On May 22-25, Europeans will go to the polls to elect a new European Parliament. Although the Parliament’s 766 members (MEPs) represent the world’s second largest electorate, after India, many observers discount the importance of the twice-a-decade vote. On one hand, the EP seems to face a crisis of relevance: voter turnout has declined in every election since voting began in 1979, reaching a low of 43 percent in 2009 with only 29 percent of 18-to-24-year-olds participating. Yet this election, taking place during a time of political and economic crisis in Europe, is being carefully watched as an indicator of changing attitudes toward European integration and EU policies.
Recent polls indicate that the EP’s two largest parties, the center-left S&D (currently with 194 seats) and the center-right EPP (now with 275), will receive nearly identical shares of votes, leaving both with about 214 MEPs. This projected leveling out comes with a shift away from the center, with far-left and far-right parties gaining seats.
Against the backdrop of struggling national economies, austerity policies and rising unemployment — increasingly attributed to intra-EU immigration — populist “euroskeptic” parties are ascendant. Polls indicating that euroskeptic parties may even win the plurality of votes in the United Kingdom and France have led some to predict that the May election could be a referendum on European integration.
When Janet Yellen faced Congressional questioning on February 11th for the first time as the newly minted Federal Reserve Chair, it was against a backdrop of precarious economic health.

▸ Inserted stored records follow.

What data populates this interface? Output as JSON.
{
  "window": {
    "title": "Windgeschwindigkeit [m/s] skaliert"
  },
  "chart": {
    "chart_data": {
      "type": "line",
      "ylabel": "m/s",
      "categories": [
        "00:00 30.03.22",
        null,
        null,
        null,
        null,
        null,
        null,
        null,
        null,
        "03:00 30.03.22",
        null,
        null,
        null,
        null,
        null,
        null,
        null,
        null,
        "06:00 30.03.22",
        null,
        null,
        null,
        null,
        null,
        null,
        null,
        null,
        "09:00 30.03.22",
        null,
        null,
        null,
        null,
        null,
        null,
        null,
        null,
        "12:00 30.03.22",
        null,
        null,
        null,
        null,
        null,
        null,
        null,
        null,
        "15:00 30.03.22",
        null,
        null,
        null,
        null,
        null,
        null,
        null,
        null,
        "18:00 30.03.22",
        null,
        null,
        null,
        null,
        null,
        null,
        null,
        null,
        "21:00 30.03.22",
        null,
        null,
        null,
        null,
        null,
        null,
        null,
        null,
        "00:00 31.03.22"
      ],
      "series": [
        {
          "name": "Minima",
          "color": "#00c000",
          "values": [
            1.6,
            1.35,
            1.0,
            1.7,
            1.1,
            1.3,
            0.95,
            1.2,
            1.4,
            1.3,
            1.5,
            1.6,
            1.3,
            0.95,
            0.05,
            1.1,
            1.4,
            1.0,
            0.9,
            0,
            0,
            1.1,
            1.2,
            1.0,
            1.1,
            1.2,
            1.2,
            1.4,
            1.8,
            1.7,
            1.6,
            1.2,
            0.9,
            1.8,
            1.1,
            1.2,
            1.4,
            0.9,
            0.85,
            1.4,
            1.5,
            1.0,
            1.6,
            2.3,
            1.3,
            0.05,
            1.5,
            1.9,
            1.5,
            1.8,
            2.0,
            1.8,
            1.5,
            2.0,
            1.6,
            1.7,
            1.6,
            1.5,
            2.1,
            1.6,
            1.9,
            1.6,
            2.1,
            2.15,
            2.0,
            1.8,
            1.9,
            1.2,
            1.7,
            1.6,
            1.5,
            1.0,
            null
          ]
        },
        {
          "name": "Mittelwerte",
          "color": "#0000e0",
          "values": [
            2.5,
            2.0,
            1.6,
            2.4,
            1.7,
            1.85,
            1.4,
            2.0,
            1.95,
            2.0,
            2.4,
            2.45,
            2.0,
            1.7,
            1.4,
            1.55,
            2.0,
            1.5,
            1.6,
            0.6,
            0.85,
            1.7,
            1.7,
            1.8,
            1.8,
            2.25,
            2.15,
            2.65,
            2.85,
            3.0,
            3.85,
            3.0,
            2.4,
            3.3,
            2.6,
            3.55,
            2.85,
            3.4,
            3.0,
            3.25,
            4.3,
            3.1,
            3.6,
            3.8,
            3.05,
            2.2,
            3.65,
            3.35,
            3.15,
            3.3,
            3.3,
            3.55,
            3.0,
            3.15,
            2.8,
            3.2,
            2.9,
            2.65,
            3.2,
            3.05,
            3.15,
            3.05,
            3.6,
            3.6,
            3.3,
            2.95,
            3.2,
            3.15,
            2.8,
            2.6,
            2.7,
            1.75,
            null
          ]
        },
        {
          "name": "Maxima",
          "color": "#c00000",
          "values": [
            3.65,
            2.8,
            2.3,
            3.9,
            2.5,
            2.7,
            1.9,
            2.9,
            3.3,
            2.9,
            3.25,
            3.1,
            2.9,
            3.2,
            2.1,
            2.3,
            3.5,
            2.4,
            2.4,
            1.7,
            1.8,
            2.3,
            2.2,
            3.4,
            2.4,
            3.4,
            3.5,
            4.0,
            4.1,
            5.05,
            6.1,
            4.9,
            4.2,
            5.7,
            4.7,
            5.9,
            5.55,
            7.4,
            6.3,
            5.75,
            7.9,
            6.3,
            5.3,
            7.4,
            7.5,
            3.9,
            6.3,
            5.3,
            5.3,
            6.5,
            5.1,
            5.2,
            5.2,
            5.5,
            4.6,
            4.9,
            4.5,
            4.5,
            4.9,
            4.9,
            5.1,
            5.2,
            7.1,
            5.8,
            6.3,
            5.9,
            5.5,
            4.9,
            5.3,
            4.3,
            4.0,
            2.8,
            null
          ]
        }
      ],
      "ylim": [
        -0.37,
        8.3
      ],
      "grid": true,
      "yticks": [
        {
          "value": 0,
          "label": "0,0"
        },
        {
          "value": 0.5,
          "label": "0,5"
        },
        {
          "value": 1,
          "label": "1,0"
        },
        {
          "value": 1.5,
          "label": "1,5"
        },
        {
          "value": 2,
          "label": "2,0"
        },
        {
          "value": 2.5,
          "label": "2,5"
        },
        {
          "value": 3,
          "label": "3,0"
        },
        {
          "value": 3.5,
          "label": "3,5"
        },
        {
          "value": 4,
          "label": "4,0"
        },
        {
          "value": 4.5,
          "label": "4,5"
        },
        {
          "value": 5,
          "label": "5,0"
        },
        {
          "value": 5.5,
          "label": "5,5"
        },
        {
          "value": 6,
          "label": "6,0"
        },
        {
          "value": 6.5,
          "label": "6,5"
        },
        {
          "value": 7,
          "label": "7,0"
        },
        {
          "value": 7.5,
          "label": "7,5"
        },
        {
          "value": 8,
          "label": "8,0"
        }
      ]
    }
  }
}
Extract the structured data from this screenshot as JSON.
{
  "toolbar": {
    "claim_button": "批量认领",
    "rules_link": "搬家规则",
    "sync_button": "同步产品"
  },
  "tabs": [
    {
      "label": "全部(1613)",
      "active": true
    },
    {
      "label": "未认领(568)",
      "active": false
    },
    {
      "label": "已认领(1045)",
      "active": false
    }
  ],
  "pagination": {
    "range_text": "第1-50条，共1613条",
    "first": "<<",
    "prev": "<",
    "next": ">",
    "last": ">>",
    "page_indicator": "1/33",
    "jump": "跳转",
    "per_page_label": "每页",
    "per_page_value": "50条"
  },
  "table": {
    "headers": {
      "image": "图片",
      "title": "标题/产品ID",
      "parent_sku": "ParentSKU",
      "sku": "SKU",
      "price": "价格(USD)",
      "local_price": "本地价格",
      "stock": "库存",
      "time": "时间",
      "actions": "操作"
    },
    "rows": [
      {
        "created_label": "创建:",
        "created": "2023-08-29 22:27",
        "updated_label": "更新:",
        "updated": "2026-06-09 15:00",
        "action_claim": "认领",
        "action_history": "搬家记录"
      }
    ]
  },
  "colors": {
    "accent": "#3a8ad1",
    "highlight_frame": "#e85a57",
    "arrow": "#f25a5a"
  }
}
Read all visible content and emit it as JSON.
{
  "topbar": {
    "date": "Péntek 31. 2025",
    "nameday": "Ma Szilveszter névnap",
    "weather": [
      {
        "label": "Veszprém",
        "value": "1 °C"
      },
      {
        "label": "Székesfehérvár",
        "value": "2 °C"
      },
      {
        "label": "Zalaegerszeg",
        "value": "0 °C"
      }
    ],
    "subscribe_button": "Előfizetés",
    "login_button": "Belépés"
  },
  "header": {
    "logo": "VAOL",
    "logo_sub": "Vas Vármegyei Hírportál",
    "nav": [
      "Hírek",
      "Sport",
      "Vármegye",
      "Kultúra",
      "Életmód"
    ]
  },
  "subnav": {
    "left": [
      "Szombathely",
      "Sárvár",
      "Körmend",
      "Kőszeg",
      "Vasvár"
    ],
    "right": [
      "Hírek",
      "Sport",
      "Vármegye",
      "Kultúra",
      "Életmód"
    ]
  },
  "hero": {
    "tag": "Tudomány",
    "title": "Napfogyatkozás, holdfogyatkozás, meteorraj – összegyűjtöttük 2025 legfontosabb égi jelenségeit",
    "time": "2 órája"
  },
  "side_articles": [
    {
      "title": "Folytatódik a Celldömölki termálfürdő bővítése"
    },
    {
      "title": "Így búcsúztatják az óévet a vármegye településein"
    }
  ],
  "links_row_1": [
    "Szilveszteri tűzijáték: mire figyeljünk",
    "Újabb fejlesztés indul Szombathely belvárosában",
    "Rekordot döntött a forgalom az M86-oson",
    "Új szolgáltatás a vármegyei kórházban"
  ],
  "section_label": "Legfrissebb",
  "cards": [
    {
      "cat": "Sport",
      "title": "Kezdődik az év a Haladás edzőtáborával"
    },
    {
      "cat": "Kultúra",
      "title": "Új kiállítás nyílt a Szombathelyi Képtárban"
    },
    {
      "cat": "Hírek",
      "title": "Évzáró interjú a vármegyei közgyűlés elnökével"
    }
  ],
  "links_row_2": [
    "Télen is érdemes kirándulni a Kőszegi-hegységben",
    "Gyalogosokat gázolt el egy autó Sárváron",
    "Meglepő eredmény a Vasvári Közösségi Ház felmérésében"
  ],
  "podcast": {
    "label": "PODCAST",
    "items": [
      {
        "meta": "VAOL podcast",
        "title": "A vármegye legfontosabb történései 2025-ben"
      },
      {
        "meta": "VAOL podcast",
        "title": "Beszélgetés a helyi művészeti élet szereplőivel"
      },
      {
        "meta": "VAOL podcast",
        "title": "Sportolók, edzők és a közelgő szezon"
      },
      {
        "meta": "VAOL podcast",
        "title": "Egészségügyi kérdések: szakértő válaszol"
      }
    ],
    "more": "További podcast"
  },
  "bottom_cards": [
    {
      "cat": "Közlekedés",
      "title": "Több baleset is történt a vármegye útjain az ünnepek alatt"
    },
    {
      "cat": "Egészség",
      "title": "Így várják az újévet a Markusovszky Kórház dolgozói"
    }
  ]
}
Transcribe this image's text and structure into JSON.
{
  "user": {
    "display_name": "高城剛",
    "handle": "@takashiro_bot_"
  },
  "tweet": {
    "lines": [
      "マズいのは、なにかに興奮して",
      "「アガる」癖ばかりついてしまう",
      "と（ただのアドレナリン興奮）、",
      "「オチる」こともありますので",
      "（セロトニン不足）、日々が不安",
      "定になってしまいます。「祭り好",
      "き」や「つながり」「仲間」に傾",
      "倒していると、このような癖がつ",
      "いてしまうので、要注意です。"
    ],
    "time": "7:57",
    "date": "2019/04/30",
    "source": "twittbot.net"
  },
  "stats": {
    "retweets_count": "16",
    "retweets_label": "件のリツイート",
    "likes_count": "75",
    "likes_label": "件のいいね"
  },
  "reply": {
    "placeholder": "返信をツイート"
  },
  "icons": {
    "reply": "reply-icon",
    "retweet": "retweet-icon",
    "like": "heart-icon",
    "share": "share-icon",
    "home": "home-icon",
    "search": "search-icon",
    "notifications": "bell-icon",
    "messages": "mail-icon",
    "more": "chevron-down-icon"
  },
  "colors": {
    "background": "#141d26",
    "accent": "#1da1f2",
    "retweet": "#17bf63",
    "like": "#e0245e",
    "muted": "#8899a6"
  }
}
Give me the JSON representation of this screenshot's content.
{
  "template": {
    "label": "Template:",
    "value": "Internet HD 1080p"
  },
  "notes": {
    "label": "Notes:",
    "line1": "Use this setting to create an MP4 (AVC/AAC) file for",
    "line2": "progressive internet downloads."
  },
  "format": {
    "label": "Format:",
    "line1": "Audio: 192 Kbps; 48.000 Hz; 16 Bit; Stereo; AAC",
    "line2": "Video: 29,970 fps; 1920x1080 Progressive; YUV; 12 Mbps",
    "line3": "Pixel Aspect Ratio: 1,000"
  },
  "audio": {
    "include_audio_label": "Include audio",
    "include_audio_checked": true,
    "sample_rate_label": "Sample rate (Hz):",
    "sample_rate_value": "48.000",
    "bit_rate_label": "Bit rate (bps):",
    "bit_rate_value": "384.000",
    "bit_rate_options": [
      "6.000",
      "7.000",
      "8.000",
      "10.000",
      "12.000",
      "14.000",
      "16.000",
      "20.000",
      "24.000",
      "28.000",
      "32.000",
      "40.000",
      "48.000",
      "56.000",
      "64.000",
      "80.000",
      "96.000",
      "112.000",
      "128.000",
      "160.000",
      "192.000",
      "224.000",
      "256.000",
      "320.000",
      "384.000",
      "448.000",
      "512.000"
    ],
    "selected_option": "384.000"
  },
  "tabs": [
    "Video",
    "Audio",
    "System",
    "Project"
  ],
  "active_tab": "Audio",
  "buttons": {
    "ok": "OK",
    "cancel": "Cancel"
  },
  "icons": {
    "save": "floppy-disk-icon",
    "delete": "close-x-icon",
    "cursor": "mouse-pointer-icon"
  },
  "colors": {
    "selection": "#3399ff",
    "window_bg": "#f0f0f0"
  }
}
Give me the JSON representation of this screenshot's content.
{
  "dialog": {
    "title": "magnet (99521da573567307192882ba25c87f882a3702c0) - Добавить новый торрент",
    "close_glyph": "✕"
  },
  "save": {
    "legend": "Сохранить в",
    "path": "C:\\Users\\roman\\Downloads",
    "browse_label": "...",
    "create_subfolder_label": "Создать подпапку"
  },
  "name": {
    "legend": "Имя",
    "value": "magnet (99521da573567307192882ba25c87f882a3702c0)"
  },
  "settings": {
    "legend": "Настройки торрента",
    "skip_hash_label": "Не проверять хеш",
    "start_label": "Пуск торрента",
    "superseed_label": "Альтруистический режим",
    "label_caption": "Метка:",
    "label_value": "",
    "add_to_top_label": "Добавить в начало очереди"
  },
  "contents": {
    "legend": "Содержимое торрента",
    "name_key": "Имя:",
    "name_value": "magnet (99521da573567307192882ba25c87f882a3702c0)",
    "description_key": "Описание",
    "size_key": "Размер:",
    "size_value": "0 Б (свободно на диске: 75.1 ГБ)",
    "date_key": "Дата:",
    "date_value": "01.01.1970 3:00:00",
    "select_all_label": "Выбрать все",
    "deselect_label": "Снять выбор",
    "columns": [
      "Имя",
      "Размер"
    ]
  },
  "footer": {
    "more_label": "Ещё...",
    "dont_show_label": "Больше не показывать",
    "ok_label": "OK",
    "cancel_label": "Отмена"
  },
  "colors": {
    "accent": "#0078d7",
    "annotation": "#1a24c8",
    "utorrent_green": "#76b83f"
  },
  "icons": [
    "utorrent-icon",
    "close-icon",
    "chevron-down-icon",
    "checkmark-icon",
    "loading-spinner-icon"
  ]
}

Just days prior to her inaugural hearing before the House Financial Services Committee, the Labor Department had released another lackluster jobs report, suggesting that the US recovery may be weaker than many experts anticipated. In addition, the long-planned reduction – or taper – in the Fed’s stimulus program had shaken international emerging markets and raising global fears of a bursting bubble.
Congress wasted no time pressing her on all of these issues – and it is clear that the Fed’s first female Chair will have little, if any, honeymoon period. Markets, too, are looking to Yellen to provide guidance on how and when the Fed will execute the taper. In her first press conference as Fed Chair last week, Yellen spooked traders by implying that the Fed would begin to raise interest rates in as little as six months. Even though her answer was purposely vague and open to revision, stocks fell and rates rose as markets absorbed what they considered to be the bad news.
But it is also clear that Yellen will not shrink from continuing the Fed’s extraordinary measures to bolster the US recovery.
From March 1-2 of this year, the Prime Minister of Macedonia, Nikola Gruevski, convened his Investment Advisory Council for the purpose of developing a strategy to attract more foreign direct investment – and the jobs such investment creates – to his country.
In attendance were a number of high level government economic policy advisors, including most notably the Prime Minister himself as well as Bill Pavlevski, the Minister of Investments, and a number of other government advisors. Also attending was the Chief Operating Officer of Blue Star Strategies, Sally Painter, who was there among other prominent global executives.
Primary among the topics of discussion was the economic situation in Macedonia, which has demonstrated both encouraging successes and areas for growth.